As I mentioned, we’re in the process of tearing out the summer things. So, though it be the middle of October, you still have tomatoes, eggplant, and peppers nestled against your winter squash and kale. Thankfully, these veggies transition well from grilling-and-salsa season to a season of toasty, cozy, heavy dishes, like these eggplant recipes from Food52.

We have assorted winter squash today, so you have either a Red Kuri Hubbard, a gorgeous blue-green-grey Kabocha, or my very favorite, an Acorn Squash. Kabocha squash tend to have drier flesh, and are wonderful for both savory and sweet dishes. All I can say for the sweet, mapley Acorn is halve it, roast it, put some butter and brown sugar in the cavity, and eat it right out of the shell. You will feel all the autumn feels by doing this simple and delicious thing.

Some of our squashes were on the small side, in which case you have two.

Also in your basket to assault your senses is an extremely fragrant bunch of lemon verbena. Cutting all those bunches yesterday was one of the most soothing things I’ve done recently! What a lovely scent. It is apparently very versatile (I haven’t used it much), it’s uses ranging from herbal tisanes and simple syrup (verbena gin and tonics, anyone?) to seasoning fish and chicken. You can also put them in a vase or jar and enjoy the scent.
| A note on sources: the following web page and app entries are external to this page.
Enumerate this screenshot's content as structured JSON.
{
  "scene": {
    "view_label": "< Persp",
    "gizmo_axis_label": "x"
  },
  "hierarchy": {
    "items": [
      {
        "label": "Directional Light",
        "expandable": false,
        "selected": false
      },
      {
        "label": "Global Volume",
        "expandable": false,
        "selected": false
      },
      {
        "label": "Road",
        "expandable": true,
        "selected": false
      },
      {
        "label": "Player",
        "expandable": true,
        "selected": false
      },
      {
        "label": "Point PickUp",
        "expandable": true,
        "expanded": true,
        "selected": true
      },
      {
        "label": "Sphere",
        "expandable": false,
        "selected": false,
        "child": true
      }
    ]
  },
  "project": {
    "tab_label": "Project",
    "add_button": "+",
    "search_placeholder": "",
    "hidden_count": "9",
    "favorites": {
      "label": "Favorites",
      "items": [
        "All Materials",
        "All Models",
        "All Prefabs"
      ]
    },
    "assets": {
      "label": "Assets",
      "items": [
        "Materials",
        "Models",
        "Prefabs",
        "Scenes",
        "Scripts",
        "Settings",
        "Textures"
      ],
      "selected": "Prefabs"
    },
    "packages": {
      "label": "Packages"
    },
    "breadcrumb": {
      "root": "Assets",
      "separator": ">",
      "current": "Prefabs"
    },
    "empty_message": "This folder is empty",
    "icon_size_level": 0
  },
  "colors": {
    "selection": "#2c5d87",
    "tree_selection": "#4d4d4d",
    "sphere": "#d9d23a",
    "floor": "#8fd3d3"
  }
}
Good links:

9 Lemon Verbena Recipes from Bon Appétit

5 Wonderful Ways to Use Lemon Verbena from The Kitchn

35 Ways to Use Lemon Verbena from Chocolate and Zucchini (this link includes suggested pairings, infused vinegar, and uses with different types of meat)

Let me know if you find a use for lemon verbena that you love!

Wishing you a wonderful week,

Ashli and Jeremy

Black and white: Black Spanish radishes sit next to Hakurei Turnips at market

Black and white: Black Spanish radishes sit next to Hakurei Turnips at market